There are false perceptions about who can become a cybersecurity professional. They stem from the myth of the cybersecurity archetype. Some people think all cybersecurity professionals are a guy named Chad, who got a degree in electrical engineering from Stanford. He worked as a systems administrator for a couple years, then as a network engineer for a few more, before becoming a SOC analyst. Chad comes from a very technical, hands-on background and learned the soft skills required of cybersecurity professionals later.
This archetype is dangerous, because it’s limiting. What about Luis, a lawyer who discovered after law school that he doesn’t actually like being a litigator? What about Samantha, a high school graduate with a passion for technology? What about Oti, who studied international affairs before discovering cybersecurity as a career opportunity?
Don’t let the myth of the cybersecurity archetype discourage you. It is after all, a myth.
Some cybersecurity professionals have similar backgrounds to Chad. However, cybersecurity is a wide career field and there are also professionals with backgrounds similar to Luis, Samantha, and Oti.
We can’t let the myth of the cybersecurity archetype dictate, who we target in recruitment. According to (ISC)2 in 2019, there was a shortage of 3.12 million cybersecurity professionals globally. There was a shortage of approximately 376,000 professionals in North America alone. The industry is not going to fill that shortage solely by pursuing a bunch of people like Chad.

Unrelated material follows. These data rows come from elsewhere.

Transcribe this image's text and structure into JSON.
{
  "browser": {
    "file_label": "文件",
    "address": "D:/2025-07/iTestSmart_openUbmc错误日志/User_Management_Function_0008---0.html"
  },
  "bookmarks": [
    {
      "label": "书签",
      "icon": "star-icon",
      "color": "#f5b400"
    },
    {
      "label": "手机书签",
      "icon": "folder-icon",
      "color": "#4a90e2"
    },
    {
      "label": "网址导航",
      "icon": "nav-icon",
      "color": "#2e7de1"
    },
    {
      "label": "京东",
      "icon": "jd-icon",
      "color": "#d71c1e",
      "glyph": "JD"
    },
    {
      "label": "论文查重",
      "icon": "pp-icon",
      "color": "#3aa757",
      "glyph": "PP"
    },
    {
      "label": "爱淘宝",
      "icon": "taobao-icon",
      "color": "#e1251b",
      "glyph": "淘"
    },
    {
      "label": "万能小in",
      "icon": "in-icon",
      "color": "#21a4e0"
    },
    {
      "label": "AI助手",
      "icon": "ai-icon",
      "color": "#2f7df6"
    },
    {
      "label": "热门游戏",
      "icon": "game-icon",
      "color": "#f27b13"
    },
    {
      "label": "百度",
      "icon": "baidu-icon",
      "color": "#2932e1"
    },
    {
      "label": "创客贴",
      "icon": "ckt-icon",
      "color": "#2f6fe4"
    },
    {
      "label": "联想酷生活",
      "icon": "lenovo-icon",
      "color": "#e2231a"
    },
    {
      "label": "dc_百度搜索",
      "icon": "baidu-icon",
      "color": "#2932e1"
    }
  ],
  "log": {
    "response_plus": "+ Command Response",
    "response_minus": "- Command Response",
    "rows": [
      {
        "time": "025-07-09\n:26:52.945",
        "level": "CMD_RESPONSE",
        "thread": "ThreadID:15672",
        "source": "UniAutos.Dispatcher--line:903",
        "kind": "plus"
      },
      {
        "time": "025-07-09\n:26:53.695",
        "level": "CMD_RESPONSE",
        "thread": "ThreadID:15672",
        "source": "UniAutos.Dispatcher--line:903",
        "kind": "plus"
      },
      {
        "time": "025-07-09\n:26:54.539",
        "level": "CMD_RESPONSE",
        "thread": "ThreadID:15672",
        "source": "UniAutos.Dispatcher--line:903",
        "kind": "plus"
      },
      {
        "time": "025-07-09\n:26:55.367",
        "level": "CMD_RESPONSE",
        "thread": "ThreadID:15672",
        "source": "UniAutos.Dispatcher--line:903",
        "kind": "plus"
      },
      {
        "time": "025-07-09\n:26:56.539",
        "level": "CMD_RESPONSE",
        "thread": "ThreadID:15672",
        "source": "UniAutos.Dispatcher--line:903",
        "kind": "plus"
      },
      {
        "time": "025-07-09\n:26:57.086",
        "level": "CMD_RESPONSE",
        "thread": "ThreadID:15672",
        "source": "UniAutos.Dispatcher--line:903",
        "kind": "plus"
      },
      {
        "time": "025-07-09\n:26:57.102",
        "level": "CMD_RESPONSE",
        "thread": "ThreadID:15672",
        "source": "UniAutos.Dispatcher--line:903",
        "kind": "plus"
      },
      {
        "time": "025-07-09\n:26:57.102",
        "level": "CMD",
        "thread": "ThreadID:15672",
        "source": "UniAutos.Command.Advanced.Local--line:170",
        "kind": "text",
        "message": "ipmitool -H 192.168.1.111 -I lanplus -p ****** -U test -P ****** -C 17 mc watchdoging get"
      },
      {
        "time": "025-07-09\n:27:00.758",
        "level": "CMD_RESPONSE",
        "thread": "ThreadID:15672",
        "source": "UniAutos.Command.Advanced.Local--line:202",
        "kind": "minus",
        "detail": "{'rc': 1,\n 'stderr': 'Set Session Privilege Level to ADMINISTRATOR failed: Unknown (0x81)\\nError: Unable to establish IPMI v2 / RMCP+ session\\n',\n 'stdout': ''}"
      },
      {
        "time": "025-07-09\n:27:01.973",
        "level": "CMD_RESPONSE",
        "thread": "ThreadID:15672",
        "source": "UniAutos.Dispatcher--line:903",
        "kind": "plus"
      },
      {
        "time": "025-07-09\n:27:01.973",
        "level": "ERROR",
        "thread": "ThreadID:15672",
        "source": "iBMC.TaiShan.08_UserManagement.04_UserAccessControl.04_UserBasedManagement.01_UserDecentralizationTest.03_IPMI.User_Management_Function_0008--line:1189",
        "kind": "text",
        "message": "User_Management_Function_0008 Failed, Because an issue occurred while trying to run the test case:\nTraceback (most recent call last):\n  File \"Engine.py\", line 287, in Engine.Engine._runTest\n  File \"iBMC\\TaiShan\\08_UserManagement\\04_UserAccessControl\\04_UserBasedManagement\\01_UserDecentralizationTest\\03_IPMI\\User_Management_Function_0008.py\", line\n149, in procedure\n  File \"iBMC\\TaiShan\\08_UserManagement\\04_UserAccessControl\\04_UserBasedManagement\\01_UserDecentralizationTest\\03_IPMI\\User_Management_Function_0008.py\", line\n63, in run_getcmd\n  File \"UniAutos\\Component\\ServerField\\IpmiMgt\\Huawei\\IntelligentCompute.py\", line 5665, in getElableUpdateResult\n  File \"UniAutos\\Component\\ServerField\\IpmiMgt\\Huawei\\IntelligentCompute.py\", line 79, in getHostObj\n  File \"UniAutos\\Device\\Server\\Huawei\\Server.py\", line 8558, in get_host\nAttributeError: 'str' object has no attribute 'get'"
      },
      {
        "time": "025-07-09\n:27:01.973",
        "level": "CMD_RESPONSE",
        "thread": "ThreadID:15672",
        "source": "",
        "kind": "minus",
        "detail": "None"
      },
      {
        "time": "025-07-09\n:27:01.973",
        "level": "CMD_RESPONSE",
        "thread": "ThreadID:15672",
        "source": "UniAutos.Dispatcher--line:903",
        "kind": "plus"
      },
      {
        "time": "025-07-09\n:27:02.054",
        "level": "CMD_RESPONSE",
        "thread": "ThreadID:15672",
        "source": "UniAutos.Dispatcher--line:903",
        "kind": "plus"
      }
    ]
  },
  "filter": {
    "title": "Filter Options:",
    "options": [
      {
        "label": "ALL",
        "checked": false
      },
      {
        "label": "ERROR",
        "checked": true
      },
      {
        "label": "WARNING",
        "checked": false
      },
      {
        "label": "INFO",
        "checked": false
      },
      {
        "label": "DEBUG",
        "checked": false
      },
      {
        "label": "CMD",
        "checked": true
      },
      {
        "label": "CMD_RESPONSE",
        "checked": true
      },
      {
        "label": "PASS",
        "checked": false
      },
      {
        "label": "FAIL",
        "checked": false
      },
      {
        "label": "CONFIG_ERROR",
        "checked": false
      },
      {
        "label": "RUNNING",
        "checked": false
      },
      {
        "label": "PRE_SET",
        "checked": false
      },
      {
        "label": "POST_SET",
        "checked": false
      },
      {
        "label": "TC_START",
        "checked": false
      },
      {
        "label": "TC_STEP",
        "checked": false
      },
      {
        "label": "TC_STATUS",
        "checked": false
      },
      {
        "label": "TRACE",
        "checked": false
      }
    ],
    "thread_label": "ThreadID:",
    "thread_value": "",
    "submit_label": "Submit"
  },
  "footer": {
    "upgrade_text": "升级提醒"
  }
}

It simply doesn’t scale.
We also can’t let the myth of the cybersecurity archetype dissuade quality candidates from pursuing careers in cybersecurity. That diversity of experience and perspective is exactly what the field needs. When everyone has the same background, cybersecurity teams are less imaginative and can have big blind spots. Candidates with backgrounds similar to Luis, Samantha, and Oti (or any other variety of students and career changers) are exactly what the industry needs to fill its shortage.
If you don’t have that Stanford electrical engineering degree or years of networking experience, that’s okay. Your resume doesn’t need to read like Chad’s to pursue a cybersecurity career. Don’t let the myth of the cybersecurity archetype discourage you. It is after all, a myth. Cybersecurity has plenty of professionals from a variety of backgrounds. We need to continue to promote that diversity of experience, if we’re going to have any change to closing the talent gap.